Records from a data collection:
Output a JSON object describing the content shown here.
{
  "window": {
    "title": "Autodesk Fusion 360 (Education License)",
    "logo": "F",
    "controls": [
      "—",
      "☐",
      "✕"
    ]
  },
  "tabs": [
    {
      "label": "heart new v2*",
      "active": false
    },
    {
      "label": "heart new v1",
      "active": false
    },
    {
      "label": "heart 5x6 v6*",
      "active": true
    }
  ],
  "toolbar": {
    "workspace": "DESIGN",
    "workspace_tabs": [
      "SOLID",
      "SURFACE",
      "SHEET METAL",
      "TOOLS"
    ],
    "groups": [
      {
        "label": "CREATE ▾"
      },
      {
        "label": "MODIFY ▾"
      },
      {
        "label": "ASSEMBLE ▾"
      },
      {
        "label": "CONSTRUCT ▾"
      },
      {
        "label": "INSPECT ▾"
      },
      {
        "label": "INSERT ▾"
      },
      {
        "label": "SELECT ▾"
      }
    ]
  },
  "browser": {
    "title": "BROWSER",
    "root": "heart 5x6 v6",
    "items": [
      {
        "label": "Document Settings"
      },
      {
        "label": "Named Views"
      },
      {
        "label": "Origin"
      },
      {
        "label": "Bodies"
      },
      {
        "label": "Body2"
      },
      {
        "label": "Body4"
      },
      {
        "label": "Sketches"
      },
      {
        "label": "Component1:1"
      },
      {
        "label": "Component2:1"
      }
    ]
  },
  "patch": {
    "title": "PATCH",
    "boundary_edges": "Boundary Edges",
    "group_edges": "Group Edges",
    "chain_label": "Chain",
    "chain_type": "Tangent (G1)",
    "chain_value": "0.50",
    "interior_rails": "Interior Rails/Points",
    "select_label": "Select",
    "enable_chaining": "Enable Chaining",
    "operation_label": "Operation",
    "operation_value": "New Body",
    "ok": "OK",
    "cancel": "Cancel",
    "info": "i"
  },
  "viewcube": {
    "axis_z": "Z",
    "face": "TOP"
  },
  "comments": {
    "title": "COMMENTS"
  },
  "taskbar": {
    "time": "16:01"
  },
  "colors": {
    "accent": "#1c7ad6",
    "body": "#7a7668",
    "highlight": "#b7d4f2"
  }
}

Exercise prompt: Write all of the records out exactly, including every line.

Response to this task:
Output a JSON object describing the content shown here.
{
  "window": {
    "title": "Autodesk Fusion 360 (Education License)",
    "logo": "F",
    "controls": [
      "—",
      "☐",
      "✕"
    ]
  },
  "tabs": [
    {
      "label": "heart new v2*",
      "active": false
    },
    {
      "label": "heart new v1",
      "active": false
    },
    {
      "label": "heart 5x6 v6*",
      "active": true
    }
  ],
  "toolbar": {
    "workspace": "DESIGN",
    "workspace_tabs": [
      "SOLID",
      "SURFACE",
      "SHEET METAL",
      "TOOLS"
    ],
    "groups": [
      {
        "label": "CREATE ▾"
      },
      {
        "label": "MODIFY ▾"
      },
      {
        "label": "ASSEMBLE ▾"
      },
      {
        "label": "CONSTRUCT ▾"
      },
      {
        "label": "INSPECT ▾"
      },
      {
        "label": "INSERT ▾"
      },
      {
        "label": "SELECT ▾"
      }
    ]
  },
  "browser": {
    "title": "BROWSER",
    "root": "heart 5x6 v6",
    "items": [
      {
        "label": "Document Settings"
      },
      {
        "label": "Named Views"
      },
      {
        "label": "Origin"
      },
      {
        "label": "Bodies"
      },
      {
        "label": "Body2"
      },
      {
        "label": "Body4"
      },
      {
        "label": "Sketches"
      },
      {
        "label": "Component1:1"
      },
      {
        "label": "Component2:1"
      }
    ]
  },
  "patch": {
    "title": "PATCH",
    "boundary_edges": "Boundary Edges",
    "group_edges": "Group Edges",
    "chain_label": "Chain",
    "chain_type": "Tangent (G1)",
    "chain_value": "0.50",
    "interior_rails": "Interior Rails/Points",
    "select_label": "Select",
    "enable_chaining": "Enable Chaining",
    "operation_label": "Operation",
    "operation_value": "New Body",
    "ok": "OK",
    "cancel": "Cancel",
    "info": "i"
  },
  "viewcube": {
    "axis_z": "Z",
    "face": "TOP"
  },
  "comments": {
    "title": "COMMENTS"
  },
  "taskbar": {
    "time": "16:01"
  },
  "colors": {
    "accent": "#1c7ad6",
    "body": "#7a7668",
    "highlight": "#b7d4f2"
  }
}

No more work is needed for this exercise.